Task goal: The output should be the records themselves, given again exactly.

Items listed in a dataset
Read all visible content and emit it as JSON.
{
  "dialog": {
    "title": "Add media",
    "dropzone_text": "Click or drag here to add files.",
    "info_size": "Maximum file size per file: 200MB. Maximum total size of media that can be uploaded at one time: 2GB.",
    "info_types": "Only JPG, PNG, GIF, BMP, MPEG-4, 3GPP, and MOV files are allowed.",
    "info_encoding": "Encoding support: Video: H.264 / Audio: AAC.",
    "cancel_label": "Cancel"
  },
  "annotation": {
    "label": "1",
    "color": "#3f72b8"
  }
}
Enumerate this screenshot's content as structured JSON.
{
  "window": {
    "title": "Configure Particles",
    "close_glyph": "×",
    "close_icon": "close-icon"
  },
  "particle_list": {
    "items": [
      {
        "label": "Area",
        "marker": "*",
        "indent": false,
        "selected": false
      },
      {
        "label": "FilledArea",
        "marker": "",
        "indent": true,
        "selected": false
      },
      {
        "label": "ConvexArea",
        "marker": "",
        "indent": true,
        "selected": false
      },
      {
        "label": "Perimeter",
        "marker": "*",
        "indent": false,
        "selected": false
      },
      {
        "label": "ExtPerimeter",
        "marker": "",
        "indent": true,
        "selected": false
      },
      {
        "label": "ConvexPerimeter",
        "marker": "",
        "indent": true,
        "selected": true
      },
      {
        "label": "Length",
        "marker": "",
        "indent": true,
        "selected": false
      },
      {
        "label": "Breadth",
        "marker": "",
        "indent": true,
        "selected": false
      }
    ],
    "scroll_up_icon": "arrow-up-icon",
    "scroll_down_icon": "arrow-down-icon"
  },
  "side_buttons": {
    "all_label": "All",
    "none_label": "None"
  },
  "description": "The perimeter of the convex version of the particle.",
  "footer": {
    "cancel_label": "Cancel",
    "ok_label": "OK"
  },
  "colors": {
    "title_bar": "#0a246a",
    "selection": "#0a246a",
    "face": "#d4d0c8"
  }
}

Written response:
Read all visible content and emit it as JSON.
{
  "dialog": {
    "title": "Add media",
    "dropzone_text": "Click or drag here to add files.",
    "info_size": "Maximum file size per file: 200MB. Maximum total size of media that can be uploaded at one time: 2GB.",
    "info_types": "Only JPG, PNG, GIF, BMP, MPEG-4, 3GPP, and MOV files are allowed.",
    "info_encoding": "Encoding support: Video: H.264 / Audio: AAC.",
    "cancel_label": "Cancel"
  },
  "annotation": {
    "label": "1",
    "color": "#3f72b8"
  }
}
Enumerate this screenshot's content as structured JSON.
{
  "window": {
    "title": "Configure Particles",
    "close_glyph": "×",
    "close_icon": "close-icon"
  },
  "particle_list": {
    "items": [
      {
        "label": "Area",
        "marker": "*",
        "indent": false,
        "selected": false
      },
      {
        "label": "FilledArea",
        "marker": "",
        "indent": true,
        "selected": false
      },
      {
        "label": "ConvexArea",
        "marker": "",
        "indent": true,
        "selected": false
      },
      {
        "label": "Perimeter",
        "marker": "*",
        "indent": false,
        "selected": false
      },
      {
        "label": "ExtPerimeter",
        "marker": "",
        "indent": true,
        "selected": false
      },
      {
        "label": "ConvexPerimeter",
        "marker": "",
        "indent": true,
        "selected": true
      },
      {
        "label": "Length",
        "marker": "",
        "indent": true,
        "selected": false
      },
      {
        "label": "Breadth",
        "marker": "",
        "indent": true,
        "selected": false
      }
    ],
    "scroll_up_icon": "arrow-up-icon",
    "scroll_down_icon": "arrow-down-icon"
  },
  "side_buttons": {
    "all_label": "All",
    "none_label": "None"
  },
  "description": "The perimeter of the convex version of the particle.",
  "footer": {
    "cancel_label": "Cancel",
    "ok_label": "OK"
  },
  "colors": {
    "title_bar": "#0a246a",
    "selection": "#0a246a",
    "face": "#d4d0c8"
  }
}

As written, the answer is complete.